What are these types of tracking?
Event Tracking and Virtual Pageviews allow the user to track events that aren’t normally captured by the Google Analytics web model as they don’t generate a new page view. These kinds of events can come in the form of Flash web pages, video, game and music players, AJAX events, file downloads and external links. By tracking these kinds of events, more valuable and accurate data can be captured and utilised.
By using a Virtual Pageview, the user is telling Google Analytics to register a page view even though no page has actually been loaded. This gives the user the ability to track nearly any kind of event or activity on their web site. However, because the page views appear alongside the standard page views, users may wish to create a duplicated profile where the Virtual Pageviews are filtered out.
To create a Virtual Pageview, you call _trackPageview() and provide any name you would like as the argument, but try to keep it appropriate to what you are doing. An example of the tagging code:
Where ‘virtual_pagename’ should represent the name of the virtual page you wish to be tagged.
The second way to track none-page view interactions is via Event Tracking. The difference between Event Tracking to Virtual Pageviews is that no extra page will be generated when the code is fired. It is also easier to organise events into categories, actions, provide labels and add values to each event that is being tracked.
The Event Track tag contains four different unique elements:
- Category (what is being tracked e.g. video, game, music player).
- Action (the event being tracked e.g. play, pause, back, forward, submit).
- Label (possibly the name of the video, game or document. This is an optional element and doesn’t need to be included).
- Value (integer to assign a value to any tracked page object. This is another optional element and is not needed to function correctly).
An example of code:
_gaq.push([‘_trackEvent’, ‘category‘, ‘action‘, ‘label‘, integer_value]);
As mentioned above, ‘Label’ and ‘Value’ are optional elements and are not needed for the event tracking to function properly.
Virtual Page Views vs. Event tracking
Both Virtual Pageviews and Event Tracking have their own strengths and weaknesses:
With Event Tracking it is possible to track event based actions in much more detail than is possible with Virtual Pageviews. An example of this would be using Event Tracking on a music player – it is possible to find out how people use the music player and see how different events compare with site usage. Also, as mentioned above, Event Tracking doesn’t generate a page view when it is fired, so your total number of page views won’t inflate.
When using Virtual Pageviews, it is possible to create and assign goals, which isn’t possible with Event Tracking. An example of a goal would be when a user clicks three or more videos during a single visit.
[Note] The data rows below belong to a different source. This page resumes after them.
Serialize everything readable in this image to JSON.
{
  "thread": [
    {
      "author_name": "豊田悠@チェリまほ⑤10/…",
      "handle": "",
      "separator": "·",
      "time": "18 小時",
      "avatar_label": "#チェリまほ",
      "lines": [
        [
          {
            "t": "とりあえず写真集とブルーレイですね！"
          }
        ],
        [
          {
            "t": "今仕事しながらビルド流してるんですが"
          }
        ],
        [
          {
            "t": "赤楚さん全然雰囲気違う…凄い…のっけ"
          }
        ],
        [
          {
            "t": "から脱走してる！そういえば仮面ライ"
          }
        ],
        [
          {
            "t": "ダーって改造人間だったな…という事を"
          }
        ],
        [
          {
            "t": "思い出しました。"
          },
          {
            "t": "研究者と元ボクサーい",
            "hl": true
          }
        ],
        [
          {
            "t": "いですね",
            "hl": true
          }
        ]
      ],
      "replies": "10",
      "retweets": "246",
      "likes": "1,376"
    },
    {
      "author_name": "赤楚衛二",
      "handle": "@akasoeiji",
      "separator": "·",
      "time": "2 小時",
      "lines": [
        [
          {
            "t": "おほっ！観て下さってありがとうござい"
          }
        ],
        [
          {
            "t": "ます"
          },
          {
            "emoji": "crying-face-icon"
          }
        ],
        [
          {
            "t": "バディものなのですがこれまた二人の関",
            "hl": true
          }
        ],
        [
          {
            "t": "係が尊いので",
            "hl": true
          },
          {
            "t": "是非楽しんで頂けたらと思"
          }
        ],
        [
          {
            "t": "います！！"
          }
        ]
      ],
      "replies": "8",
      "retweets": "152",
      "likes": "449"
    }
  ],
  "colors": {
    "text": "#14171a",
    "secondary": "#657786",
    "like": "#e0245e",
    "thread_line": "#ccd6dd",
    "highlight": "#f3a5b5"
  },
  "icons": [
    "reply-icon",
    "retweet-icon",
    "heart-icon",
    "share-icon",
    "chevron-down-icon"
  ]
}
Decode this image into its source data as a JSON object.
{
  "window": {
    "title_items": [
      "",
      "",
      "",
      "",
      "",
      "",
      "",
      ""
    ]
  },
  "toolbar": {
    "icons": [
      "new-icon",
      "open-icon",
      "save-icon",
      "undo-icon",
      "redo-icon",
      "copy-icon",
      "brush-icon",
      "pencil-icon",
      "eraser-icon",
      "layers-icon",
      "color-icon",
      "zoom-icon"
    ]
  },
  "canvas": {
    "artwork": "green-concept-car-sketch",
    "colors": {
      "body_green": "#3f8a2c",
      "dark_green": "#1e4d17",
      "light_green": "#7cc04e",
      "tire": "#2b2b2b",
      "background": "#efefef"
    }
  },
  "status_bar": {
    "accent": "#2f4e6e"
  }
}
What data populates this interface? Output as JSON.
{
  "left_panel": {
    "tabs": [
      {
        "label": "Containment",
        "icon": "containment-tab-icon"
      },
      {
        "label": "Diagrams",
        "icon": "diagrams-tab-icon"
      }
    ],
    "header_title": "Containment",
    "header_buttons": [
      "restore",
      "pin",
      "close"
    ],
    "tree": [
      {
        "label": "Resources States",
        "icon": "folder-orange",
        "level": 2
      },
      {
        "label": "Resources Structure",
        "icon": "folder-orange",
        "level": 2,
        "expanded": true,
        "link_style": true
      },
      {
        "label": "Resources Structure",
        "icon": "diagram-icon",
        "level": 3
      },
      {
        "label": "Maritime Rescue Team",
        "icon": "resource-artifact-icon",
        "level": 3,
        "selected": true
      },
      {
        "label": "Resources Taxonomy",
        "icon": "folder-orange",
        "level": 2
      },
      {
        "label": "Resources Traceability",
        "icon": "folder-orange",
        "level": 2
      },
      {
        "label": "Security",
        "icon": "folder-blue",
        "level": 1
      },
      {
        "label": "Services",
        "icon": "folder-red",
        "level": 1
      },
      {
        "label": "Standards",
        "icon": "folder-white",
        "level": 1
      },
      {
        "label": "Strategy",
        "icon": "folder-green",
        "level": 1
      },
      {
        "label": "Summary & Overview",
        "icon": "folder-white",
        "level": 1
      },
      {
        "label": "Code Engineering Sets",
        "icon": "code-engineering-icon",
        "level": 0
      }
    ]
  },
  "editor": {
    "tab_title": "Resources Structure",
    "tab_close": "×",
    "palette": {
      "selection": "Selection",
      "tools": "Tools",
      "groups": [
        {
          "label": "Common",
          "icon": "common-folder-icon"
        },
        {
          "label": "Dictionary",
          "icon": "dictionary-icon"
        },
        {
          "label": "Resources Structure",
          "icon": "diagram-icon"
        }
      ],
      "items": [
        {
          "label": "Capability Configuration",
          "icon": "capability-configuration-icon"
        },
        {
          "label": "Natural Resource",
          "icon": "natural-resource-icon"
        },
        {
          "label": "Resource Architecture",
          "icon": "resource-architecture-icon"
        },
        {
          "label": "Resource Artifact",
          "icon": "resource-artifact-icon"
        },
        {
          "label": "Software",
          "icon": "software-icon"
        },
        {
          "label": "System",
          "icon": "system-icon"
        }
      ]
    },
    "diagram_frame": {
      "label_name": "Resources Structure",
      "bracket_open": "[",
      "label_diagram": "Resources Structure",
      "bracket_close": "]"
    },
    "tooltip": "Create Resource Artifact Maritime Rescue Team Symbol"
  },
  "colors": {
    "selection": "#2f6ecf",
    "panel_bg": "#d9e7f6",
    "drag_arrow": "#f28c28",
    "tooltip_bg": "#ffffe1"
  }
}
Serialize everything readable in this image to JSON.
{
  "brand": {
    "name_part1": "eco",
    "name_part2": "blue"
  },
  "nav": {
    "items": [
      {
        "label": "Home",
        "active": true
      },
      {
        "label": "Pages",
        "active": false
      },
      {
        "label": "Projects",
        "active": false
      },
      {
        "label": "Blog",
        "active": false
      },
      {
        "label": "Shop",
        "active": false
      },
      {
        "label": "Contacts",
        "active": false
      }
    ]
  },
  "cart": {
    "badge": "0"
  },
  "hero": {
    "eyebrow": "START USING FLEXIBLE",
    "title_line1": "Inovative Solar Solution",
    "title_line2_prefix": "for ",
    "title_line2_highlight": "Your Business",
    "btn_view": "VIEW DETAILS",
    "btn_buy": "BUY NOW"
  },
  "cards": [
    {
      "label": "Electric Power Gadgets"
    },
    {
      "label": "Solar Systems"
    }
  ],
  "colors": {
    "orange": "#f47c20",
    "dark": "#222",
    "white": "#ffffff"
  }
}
Hopefully you have gained some insight into differences between both Virtual Pageviews and Event Tracking. However, it should be noted with the introduction of the new Google Analytics beta, users are able to define goals via event tracking. This is a big step forward as many users have been requesting this feature for quite some time. It seems that virtual page views may become obsolete once this is implemented. This new feature will be known as Event Goals and you can find out more about it from here.